The requirements of subsection (a) respecting the disclosure of sources of information and the recipients of consumer reports do not apply to information received or consumer reports furnished prior to the effective date of this subchapter except to the extent that the matter involved is contained in the files of the consumer reporting agency on that date.
The Commission,2 in consultation with the Federal banking agencies and the National Credit Union Administration, shall prepare a model summary of the rights of consumers under this subchapter with respect to the procedures for remedying the effects of fraud or identity theft involving credit, an electronic fund transfer, or an account or transaction at or with a financial institution or other creditor.
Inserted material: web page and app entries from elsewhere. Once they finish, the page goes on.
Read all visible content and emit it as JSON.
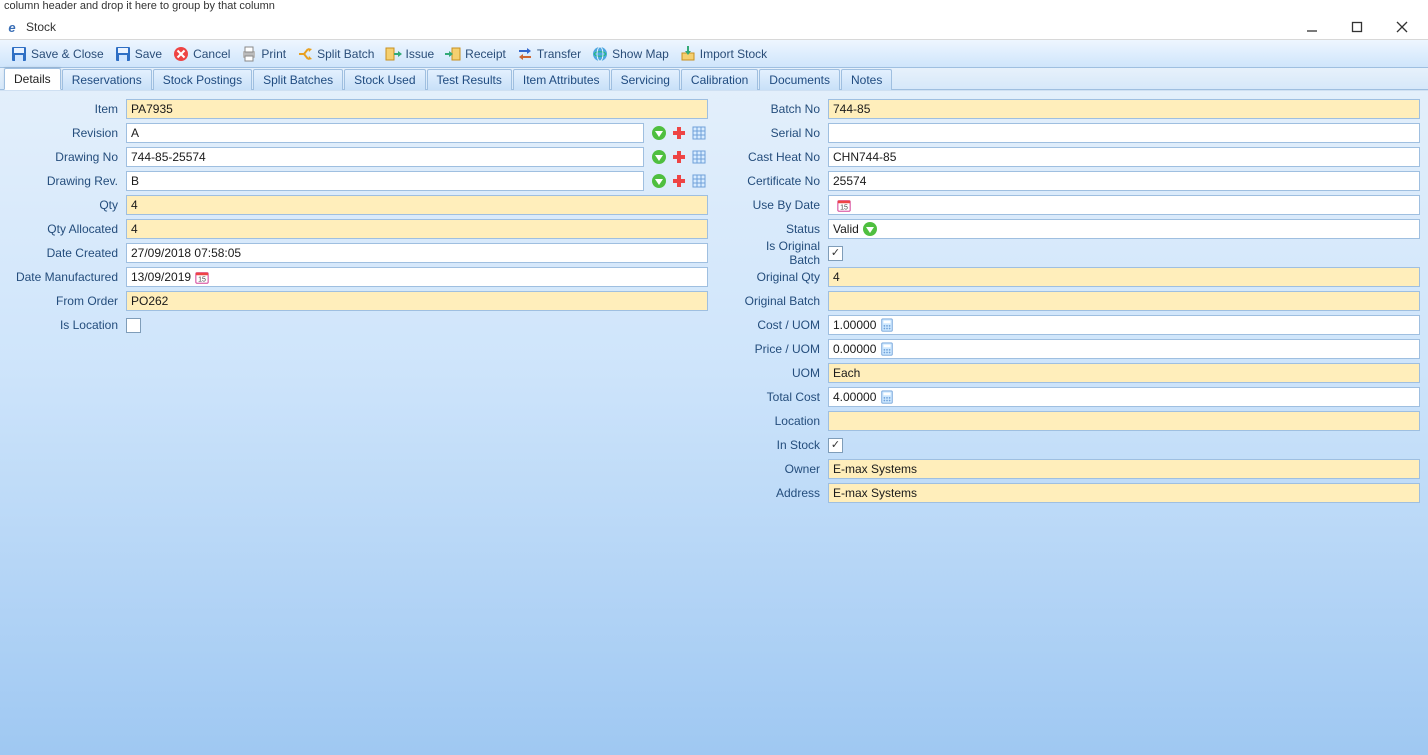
{
  "topHint": "column header and drop it here to group by that column",
  "window": {
    "title": "Stock"
  },
  "toolbar": [
    {
      "name": "save-close-button",
      "icon": "save",
      "label": "Save & Close"
    },
    {
      "name": "save-button",
      "icon": "save",
      "label": "Save"
    },
    {
      "name": "cancel-button",
      "icon": "cancel",
      "label": "Cancel"
    },
    {
      "name": "print-button",
      "icon": "print",
      "label": "Print"
    },
    {
      "name": "split-batch-button",
      "icon": "split",
      "label": "Split Batch"
    },
    {
      "name": "issue-button",
      "icon": "issue",
      "label": "Issue"
    },
    {
      "name": "receipt-button",
      "icon": "receipt",
      "label": "Receipt"
    },
    {
      "name": "transfer-button",
      "icon": "transfer",
      "label": "Transfer"
    },
    {
      "name": "show-map-button",
      "icon": "map",
      "label": "Show Map"
    },
    {
      "name": "import-stock-button",
      "icon": "import",
      "label": "Import Stock"
    }
  ],
  "tabs": [
    {
      "name": "tab-details",
      "label": "Details",
      "active": true
    },
    {
      "name": "tab-reservations",
      "label": "Reservations"
    },
    {
      "name": "tab-stock-postings",
      "label": "Stock Postings"
    },
    {
      "name": "tab-split-batches",
      "label": "Split Batches"
    },
    {
      "name": "tab-stock-used",
      "label": "Stock Used"
    },
    {
      "name": "tab-test-results",
      "label": "Test Results"
    },
    {
      "name": "tab-item-attributes",
      "label": "Item Attributes"
    },
    {
      "name": "tab-servicing",
      "label": "Servicing"
    },
    {
      "name": "tab-calibration",
      "label": "Calibration"
    },
    {
      "name": "tab-documents",
      "label": "Documents"
    },
    {
      "name": "tab-notes",
      "label": "Notes"
    }
  ],
  "left": {
    "item": {
      "label": "Item",
      "value": "PA7935",
      "ro": true
    },
    "revision": {
      "label": "Revision",
      "value": "A",
      "ro": false,
      "trail": "lookup"
    },
    "drawingNo": {
      "label": "Drawing No",
      "value": "744-85-25574",
      "ro": false,
      "trail": "lookup"
    },
    "drawingRev": {
      "label": "Drawing Rev.",
      "value": "B",
      "ro": false,
      "trail": "lookup"
    },
    "qty": {
      "label": "Qty",
      "value": "4",
      "ro": true
    },
    "qtyAllocated": {
      "label": "Qty Allocated",
      "value": "4",
      "ro": true
    },
    "dateCreated": {
      "label": "Date Created",
      "value": "27/09/2018 07:58:05",
      "ro": false
    },
    "dateManufactured": {
      "label": "Date Manufactured",
      "value": "13/09/2019",
      "ro": false,
      "trail": "date"
    },
    "fromOrder": {
      "label": "From Order",
      "value": "PO262",
      "ro": true
    },
    "isLocation": {
      "label": "Is Location",
      "checked": false
    }
  },
  "right": {
    "batchNo": {
      "label": "Batch No",
      "value": "744-85",
      "ro": true
    },
    "serialNo": {
      "label": "Serial No",
      "value": "",
      "ro": false
    },
    "castHeatNo": {
      "label": "Cast Heat No",
      "value": "CHN744-85",
      "ro": false
    },
    "certificateNo": {
      "label": "Certificate No",
      "value": "25574",
      "ro": false
    },
    "useByDate": {
      "label": "Use By Date",
      "value": "",
      "ro": false,
      "trail": "date"
    },
    "status": {
      "label": "Status",
      "value": "Valid",
      "ro": false,
      "trail": "down"
    },
    "isOriginalBatch": {
      "label": "Is Original Batch",
      "checked": true
    },
    "originalQty": {
      "label": "Original Qty",
      "value": "4",
      "ro": true
    },
    "originalBatch": {
      "label": "Original Batch",
      "value": "",
      "ro": true
    },
    "costUom": {
      "label": "Cost / UOM",
      "value": "1.00000",
      "ro": false,
      "trail": "calc"
    },
    "priceUom": {
      "label": "Price / UOM",
      "value": "0.00000",
      "ro": false,
      "trail": "calc"
    },
    "uom": {
      "label": "UOM",
      "value": "Each",
      "ro": true
    },
    "totalCost": {
      "label": "Total Cost",
      "value": "4.00000",
      "ro": false,
      "trail": "calc"
    },
    "location": {
      "label": "Location",
      "value": "",
      "ro": true
    },
    "inStock": {
      "label": "In Stock",
      "checked": true
    },
    "owner": {
      "label": "Owner",
      "value": "E-max Systems",
      "ro": true
    },
    "address": {
      "label": "Address",
      "value": "E-max Systems",
      "ro": true
    }
  }
}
Beginning 60 days after the date on which the model summary of rights is prescribed in final form by the Bureau pursuant to paragraph (1), if any consumer contacts a consumer reporting agency and expresses a belief that the consumer is a victim of fraud or identity theft involving credit, an electronic fund transfer, or an account or transaction at or with a financial institution or other creditor, the consumer reporting agency shall, in addition to any other action that the agency may take, provide the consumer with a summary of rights that contains all of the information required by the Bureau under paragraph (1), and information on how to contact the Bureau to obtain more detailed information.
Information required to be provided under paragraph (1) shall be so provided without charge.
Except as provided in section 1681s of this title, sections 1681n and 1681o of this title do not apply to any violation of this subsection.
No business entity may be held civilly liable under any provision of Federal, State, or other law for disclosure, made in good faith pursuant to this subsection.
Nothing in this subsection creates an obligation on the part of a business entity to obtain, retain, or maintain information or records that are not otherwise required to be obtained, retained, or maintained in the ordinary course of its business or under other applicable law.
Except as provided in subparagraph (A), nothing in this subsection permits a business entity to disclose information, including information to law enforcement under subparagraphs (B) and (C) of paragraph (1), that the business entity is otherwise prohibited from disclosing under any other applicable provision of Federal or State law.
For purposes of this subsection, the term “victim” means a consumer whose means of identification or financial information has been used or transferred (or has been alleged to have been used or transferred) without the authority of that consumer, with the intent to commit, or to aid or abet, an identity theft or a similar crime.
Not later than 18 months after December 4, 2003, the Comptroller General of the United States shall submit a report to Congress assessing the effectiveness of this provision.
The information required by this subsection shall be provided in the same timeframe and manner as the information described in subsection (a).
This subsection shall not be construed to require a consumer reporting agency that distributes credit scores developed by another person or entity to provide a further explanation of them, or to process a dispute arising pursuant to section 1681i of this title, except that the consumer reporting agency shall provide the consumer with the name and address and website for contacting the person or entity who developed the score or developed the methodology of the score.
In addition to the information provided to it by a third party that provided the credit score or scores, a lender is only required to provide the notice contained in subparagraph (D).
A person that is subject to the provisions of this subsection and that uses a credit score, other than a credit score provided by a consumer reporting agency, may satisfy the obligation to provide a credit score by disclosing a credit score and associated key factors supplied by a consumer reporting agency.
“notice to the home loan applicant
“In connection with your application for a home loan, the lender must disclose to you the score that a consumer reporting agency distributed to users and the lender used in connection with your home loan, and the key factors affecting your credit scores.
“The credit score is a computer generated summary calculated at the time of the request and based on information that a consumer reporting agency or lender has on file. The scores are based on data about your credit history and payment patterns. Credit scores are important because they are used to assist the lender in determining whether you will obtain a loan. They may also be used to determine what interest rate you may be offered on the mortgage. Credit scores can change over time, depending on your conduct, how your credit history and payment patterns change, and how credit scoring technologies change.
“Because the score is based on information in your credit history, it is very important that you review the credit-related information that is being furnished to make sure it is accurate. Credit records may vary from one company to another.
“If you have questions about your credit score or the credit information that is furnished to you, contact the consumer reporting agency at the address and telephone number provided with this notice, or contact the lender, if the lender developed or generated the credit score. The consumer reporting agency plays no part in the decision to take any action on the loan application and is unable to provide you with specific reasons for the decision on a loan application.
“If you have questions concerning the terms of the loan, contact the lender.”.
A lender shall not have liability under any contractual provision for disclosure of a credit score pursuant to this subsection.